-------- SUPPLIED DATA

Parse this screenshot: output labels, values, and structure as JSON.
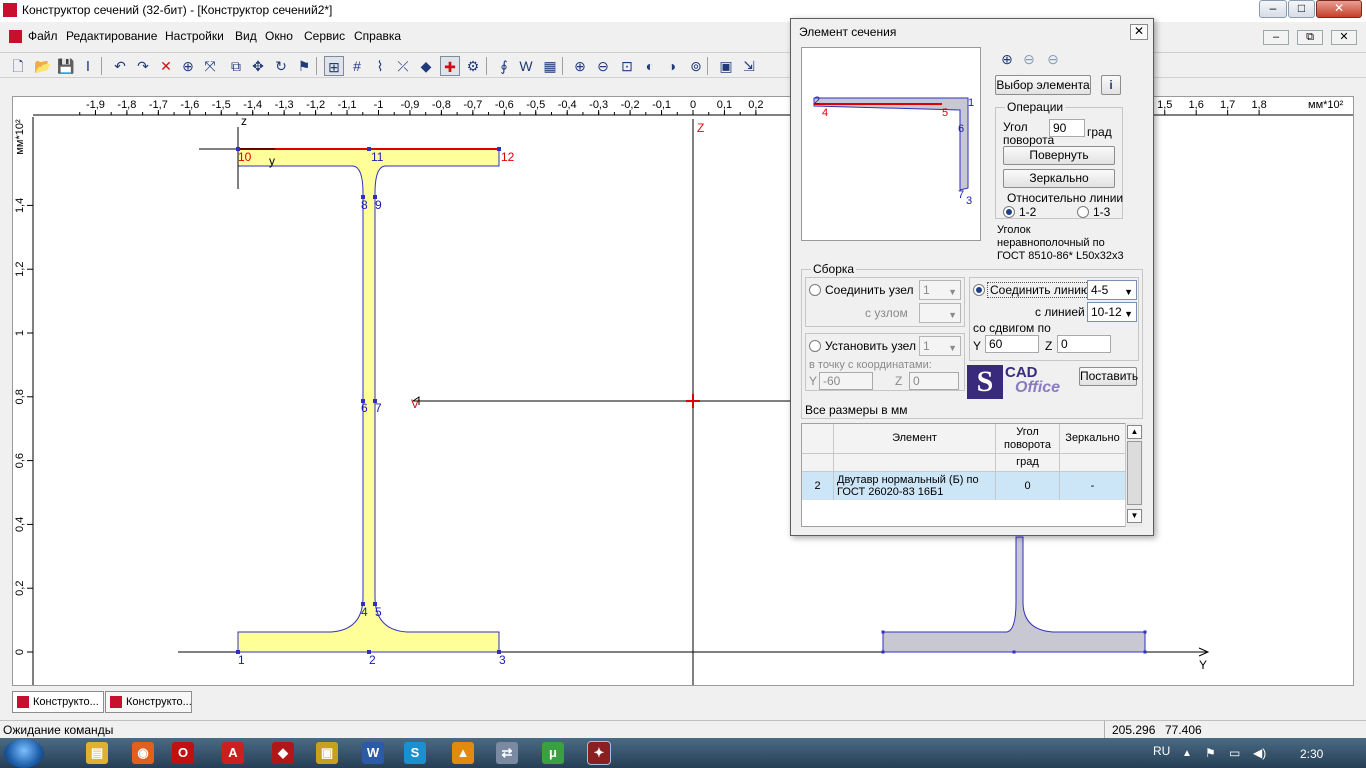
{
  "window": {
    "title": "Конструктор сечений (32-бит) - [Конструктор сечений2*]",
    "btn_min": "–",
    "btn_max": "□",
    "btn_close": "✕"
  },
  "menu": {
    "items": [
      "Файл",
      "Редактирование",
      "Настройки",
      "Вид",
      "Окно",
      "Сервис",
      "Справка"
    ],
    "mdi_min": "–",
    "mdi_restore": "⧉",
    "mdi_close": "✕"
  },
  "toolbar": {
    "icons": [
      "new-doc-icon",
      "open-folder-icon",
      "save-icon",
      "i-beam-icon",
      "undo-icon",
      "redo-icon",
      "delete-icon",
      "center-icon",
      "transform-icon",
      "copy-icon",
      "move-icon",
      "rotate-icon",
      "flag-icon",
      "select-icon",
      "grid-icon",
      "polyline-icon",
      "cross-icon",
      "point-icon",
      "crosshair-icon",
      "snap-icon",
      "phi-icon",
      "w-icon",
      "layers-icon",
      "zoom-in-icon",
      "zoom-out-icon",
      "zoom-window-icon",
      "zoom-prev-icon",
      "zoom-next-icon",
      "zoom-all-icon",
      "report-icon",
      "export-icon"
    ],
    "glyphs": [
      "🗋",
      "📂",
      "💾",
      "Ⅰ",
      "↶",
      "↷",
      "✕",
      "⊕",
      "⤧",
      "⧉",
      "✥",
      "↻",
      "⚑",
      "⊞",
      "#",
      "⌇",
      "⤫",
      "◆",
      "✚",
      "⚙",
      "∮",
      "W",
      "▦",
      "⊕",
      "⊖",
      "⊡",
      "◐",
      "◑",
      "⊚",
      "▣",
      "⇲"
    ]
  },
  "ruler": {
    "x_ticks": [
      "-1,9",
      "-1,8",
      "-1,7",
      "-1,6",
      "-1,5",
      "-1,4",
      "-1,3",
      "-1,2",
      "-1,1",
      "-1",
      "-0,9",
      "-0,8",
      "-0,7",
      "-0,6",
      "-0,5",
      "-0,4",
      "-0,3",
      "-0,2",
      "-0,1",
      "0",
      "0,1",
      "0,2",
      "1,5",
      "1,6",
      "1,7",
      "1,8"
    ],
    "x_unit": "мм*10²",
    "y_ticks": [
      "1,4",
      "1,2",
      "1",
      "0,8",
      "0,6",
      "0,4",
      "0,2",
      "0"
    ],
    "y_unit": "мм*10²"
  },
  "drawing": {
    "node_labels": [
      "1",
      "2",
      "3",
      "4",
      "5",
      "6",
      "7",
      "8",
      "9",
      "10",
      "11",
      "12"
    ],
    "local_axis_z": "z",
    "local_axis_y": "y",
    "global_axis_y": "Y",
    "global_axis_z": "Z",
    "marker_v": "V",
    "colors": {
      "section_fill": "#ffff99",
      "outline": "#3030c0",
      "second_fill": "#c8c8d2",
      "highlight": "#dd0000",
      "label": "#1a1ab8"
    }
  },
  "dialog": {
    "title": "Элемент сечения",
    "close": "✕",
    "select_element_button": "Выбор элемента",
    "info_icon": "i",
    "preview_labels": [
      "2",
      "4",
      "5",
      "1",
      "6",
      "7",
      "3"
    ],
    "operations": {
      "label": "Операции",
      "angle_label_line1": "Угол",
      "angle_label_line2": "поворота",
      "angle_value": "90",
      "angle_unit": "град",
      "rotate_button": "Повернуть",
      "mirror_button": "Зеркально",
      "relative_label": "Относительно линии",
      "radio_a": "1-2",
      "radio_b": "1-3"
    },
    "element_desc": [
      "Уголок",
      "неравнополочный по",
      "ГОСТ 8510-86* L50x32x3"
    ],
    "assembly": {
      "label": "Сборка",
      "join_node_label": "Соединить узел",
      "join_node_value": "1",
      "with_node_label": "с узлом",
      "with_node_value": "",
      "set_node_label": "Установить узел",
      "set_node_value": "1",
      "to_point_label": "в точку с координатами:",
      "y_label": "Y",
      "y_value": "-60",
      "z_label": "Z",
      "z_value": "0",
      "join_line_label": "Соединить линию",
      "join_line_value": "4-5",
      "with_line_label": "с линией",
      "with_line_value": "10-12",
      "shift_label": "со сдвигом по",
      "shift_y_label": "Y",
      "shift_y_value": "60",
      "shift_z_label": "Z",
      "shift_z_value": "0",
      "place_button": "Поставить"
    },
    "logo": {
      "big": "S",
      "cad": "CAD",
      "office": "Office"
    },
    "units_note": "Все размеры в мм",
    "table": {
      "headers": [
        "Элемент",
        "Угол поворота",
        "Зеркально"
      ],
      "units_row": [
        "",
        "град",
        ""
      ],
      "rows": [
        {
          "num": "2",
          "element": "Двутавр нормальный (Б) по ГОСТ 26020-83 16Б1",
          "angle": "0",
          "mirror": "-"
        }
      ]
    }
  },
  "tabs": [
    "Конструкто...",
    "Конструкто..."
  ],
  "status": {
    "text": "Ожидание команды",
    "coord_x": "205.296",
    "coord_y": "77.406"
  },
  "taskbar": {
    "lang": "RU",
    "clock": "2:30",
    "apps": [
      "windows-start-icon",
      "file-explorer-icon",
      "firefox-icon",
      "opera-icon",
      "acrobat-icon",
      "cad-red-icon",
      "archive-icon",
      "word-icon",
      "skype-icon",
      "avast-icon",
      "network-icon",
      "utorrent-icon",
      "section-constructor-icon"
    ]
  }
}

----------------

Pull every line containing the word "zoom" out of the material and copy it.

      "zoom-in-icon",
      "zoom-out-icon",
      "zoom-window-icon",
      "zoom-prev-icon",
      "zoom-next-icon",
      "zoom-all-icon",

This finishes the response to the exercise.